## Problem details
Reproduce nothing but the lines from the one containing "Give me the" to the end of the records below, each exactly as written.

## Input records

[Start of Attachment]

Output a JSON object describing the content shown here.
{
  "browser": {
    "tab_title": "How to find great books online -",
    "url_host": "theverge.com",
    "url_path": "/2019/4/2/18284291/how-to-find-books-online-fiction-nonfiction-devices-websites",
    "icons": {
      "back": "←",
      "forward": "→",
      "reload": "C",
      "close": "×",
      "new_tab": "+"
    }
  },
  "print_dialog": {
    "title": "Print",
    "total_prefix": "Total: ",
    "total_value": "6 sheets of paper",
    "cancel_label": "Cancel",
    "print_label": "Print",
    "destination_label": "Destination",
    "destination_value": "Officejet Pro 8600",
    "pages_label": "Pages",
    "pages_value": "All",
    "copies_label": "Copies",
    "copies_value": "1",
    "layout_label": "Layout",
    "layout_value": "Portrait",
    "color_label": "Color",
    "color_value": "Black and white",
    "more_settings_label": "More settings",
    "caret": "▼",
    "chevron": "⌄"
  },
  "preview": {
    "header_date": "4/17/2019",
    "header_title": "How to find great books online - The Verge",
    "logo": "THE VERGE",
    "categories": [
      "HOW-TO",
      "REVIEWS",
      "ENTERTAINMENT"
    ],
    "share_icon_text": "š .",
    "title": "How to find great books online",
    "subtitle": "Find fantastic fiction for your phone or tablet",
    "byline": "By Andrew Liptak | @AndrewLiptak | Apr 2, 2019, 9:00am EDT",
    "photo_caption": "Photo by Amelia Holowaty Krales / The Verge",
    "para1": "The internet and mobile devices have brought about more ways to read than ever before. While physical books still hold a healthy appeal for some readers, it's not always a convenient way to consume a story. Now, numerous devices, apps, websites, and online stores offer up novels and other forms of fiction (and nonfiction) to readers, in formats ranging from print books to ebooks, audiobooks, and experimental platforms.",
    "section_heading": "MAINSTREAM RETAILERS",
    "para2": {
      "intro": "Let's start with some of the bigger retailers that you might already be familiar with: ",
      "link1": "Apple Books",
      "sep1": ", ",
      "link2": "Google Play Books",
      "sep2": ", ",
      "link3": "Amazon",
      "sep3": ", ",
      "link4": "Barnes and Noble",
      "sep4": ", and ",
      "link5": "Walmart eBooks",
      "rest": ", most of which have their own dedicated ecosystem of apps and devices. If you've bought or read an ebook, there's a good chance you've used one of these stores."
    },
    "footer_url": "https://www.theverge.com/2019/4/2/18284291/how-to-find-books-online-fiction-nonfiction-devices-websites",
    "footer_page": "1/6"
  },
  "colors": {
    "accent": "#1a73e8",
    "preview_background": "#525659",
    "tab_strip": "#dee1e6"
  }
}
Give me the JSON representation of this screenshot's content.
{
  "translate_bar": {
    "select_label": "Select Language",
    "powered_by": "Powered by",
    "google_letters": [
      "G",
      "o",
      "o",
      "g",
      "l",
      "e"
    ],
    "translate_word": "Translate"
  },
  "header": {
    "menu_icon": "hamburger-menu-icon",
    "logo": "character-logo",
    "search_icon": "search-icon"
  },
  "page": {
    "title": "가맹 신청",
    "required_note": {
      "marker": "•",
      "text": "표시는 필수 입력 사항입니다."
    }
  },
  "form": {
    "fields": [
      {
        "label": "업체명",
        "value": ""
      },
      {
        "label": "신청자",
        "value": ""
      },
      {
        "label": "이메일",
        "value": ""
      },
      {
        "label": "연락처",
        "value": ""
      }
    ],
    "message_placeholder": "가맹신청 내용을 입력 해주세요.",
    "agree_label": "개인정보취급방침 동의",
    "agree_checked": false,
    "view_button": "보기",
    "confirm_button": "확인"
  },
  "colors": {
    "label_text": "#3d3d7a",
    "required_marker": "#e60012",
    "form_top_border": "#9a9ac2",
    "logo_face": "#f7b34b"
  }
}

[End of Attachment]

## Response box
Give me the JSON representation of this screenshot's content.
{
  "translate_bar": {
    "select_label": "Select Language",
    "powered_by": "Powered by",
    "google_letters": [
      "G",
      "o",
      "o",
      "g",
      "l",
      "e"
    ],
    "translate_word": "Translate"
  },
  "header": {
    "menu_icon": "hamburger-menu-icon",
    "logo": "character-logo",
    "search_icon": "search-icon"
  },
  "page": {
    "title": "가맹 신청",
    "required_note": {
      "marker": "•",
      "text": "표시는 필수 입력 사항입니다."
    }
  },
  "form": {
    "fields": [
      {
        "label": "업체명",
        "value": ""
      },
      {
        "label": "신청자",
        "value": ""
      },
      {
        "label": "이메일",
        "value": ""
      },
      {
        "label": "연락처",
        "value": ""
      }
    ],
    "message_placeholder": "가맹신청 내용을 입력 해주세요.",
    "agree_label": "개인정보취급방침 동의",
    "agree_checked": false,
    "view_button": "보기",
    "confirm_button": "확인"
  },
  "colors": {
    "label_text": "#3d3d7a",
    "required_marker": "#e60012",
    "form_top_border": "#9a9ac2",
    "logo_face": "#f7b34b"
  }
}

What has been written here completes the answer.